** DATA SHOWN follows **

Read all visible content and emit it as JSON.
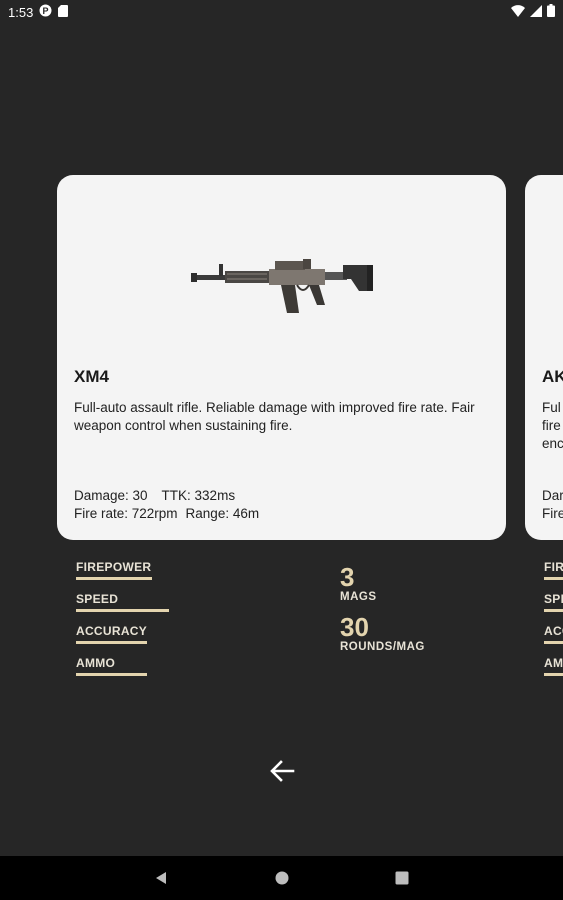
{
  "status_bar": {
    "time": "1:53",
    "icons": [
      "notification-p-icon",
      "sd-card-icon",
      "wifi-icon",
      "signal-icon",
      "battery-icon"
    ]
  },
  "cards": [
    {
      "name": "XM4",
      "image": "assault-rifle-image",
      "description": "Full-auto assault rifle. Reliable damage with improved fire rate. Fair weapon control when sustaining fire.",
      "stats_line1": {
        "damage": "Damage: 30",
        "ttk": "TTK: 332ms"
      },
      "stats_line2": {
        "fire_rate": "Fire rate: 722rpm",
        "range": "Range: 46m"
      }
    },
    {
      "name": "AK",
      "description_lines": [
        "Ful",
        "fire",
        "enc"
      ],
      "stats_lines": [
        "Dar",
        "Fire"
      ]
    }
  ],
  "attributes": [
    {
      "label": "FIREPOWER",
      "level": 0.6
    },
    {
      "label": "SPEED",
      "level": 0.74
    },
    {
      "label": "ACCURACY",
      "level": 0.56
    },
    {
      "label": "AMMO",
      "level": 0.56
    }
  ],
  "peek_attributes": [
    "FIR",
    "SPE",
    "ACC",
    "AMI"
  ],
  "counts": {
    "mags_value": "3",
    "mags_label": "MAGS",
    "rounds_value": "30",
    "rounds_label": "ROUNDS/MAG"
  },
  "colors": {
    "background": "#262626",
    "card": "#f4f4f4",
    "accent": "#e3d4ae"
  },
  "nav": {
    "back_icon": "arrow-left-icon",
    "system_buttons": [
      "nav-back-icon",
      "nav-home-icon",
      "nav-recents-icon"
    ]
  }
}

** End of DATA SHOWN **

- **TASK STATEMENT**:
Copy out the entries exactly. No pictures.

- **FINAL ANSWER**:
Read all visible content and emit it as JSON.
{
  "status_bar": {
    "time": "1:53",
    "icons": [
      "notification-p-icon",
      "sd-card-icon",
      "wifi-icon",
      "signal-icon",
      "battery-icon"
    ]
  },
  "cards": [
    {
      "name": "XM4",
      "image": "assault-rifle-image",
      "description": "Full-auto assault rifle. Reliable damage with improved fire rate. Fair weapon control when sustaining fire.",
      "stats_line1": {
        "damage": "Damage: 30",
        "ttk": "TTK: 332ms"
      },
      "stats_line2": {
        "fire_rate": "Fire rate: 722rpm",
        "range": "Range: 46m"
      }
    },
    {
      "name": "AK",
      "description_lines": [
        "Ful",
        "fire",
        "enc"
      ],
      "stats_lines": [
        "Dar",
        "Fire"
      ]
    }
  ],
  "attributes": [
    {
      "label": "FIREPOWER",
      "level": 0.6
    },
    {
      "label": "SPEED",
      "level": 0.74
    },
    {
      "label": "ACCURACY",
      "level": 0.56
    },
    {
      "label": "AMMO",
      "level": 0.56
    }
  ],
  "peek_attributes": [
    "FIR",
    "SPE",
    "ACC",
    "AMI"
  ],
  "counts": {
    "mags_value": "3",
    "mags_label": "MAGS",
    "rounds_value": "30",
    "rounds_label": "ROUNDS/MAG"
  },
  "colors": {
    "background": "#262626",
    "card": "#f4f4f4",
    "accent": "#e3d4ae"
  },
  "nav": {
    "back_icon": "arrow-left-icon",
    "system_buttons": [
      "nav-back-icon",
      "nav-home-icon",
      "nav-recents-icon"
    ]
  }
}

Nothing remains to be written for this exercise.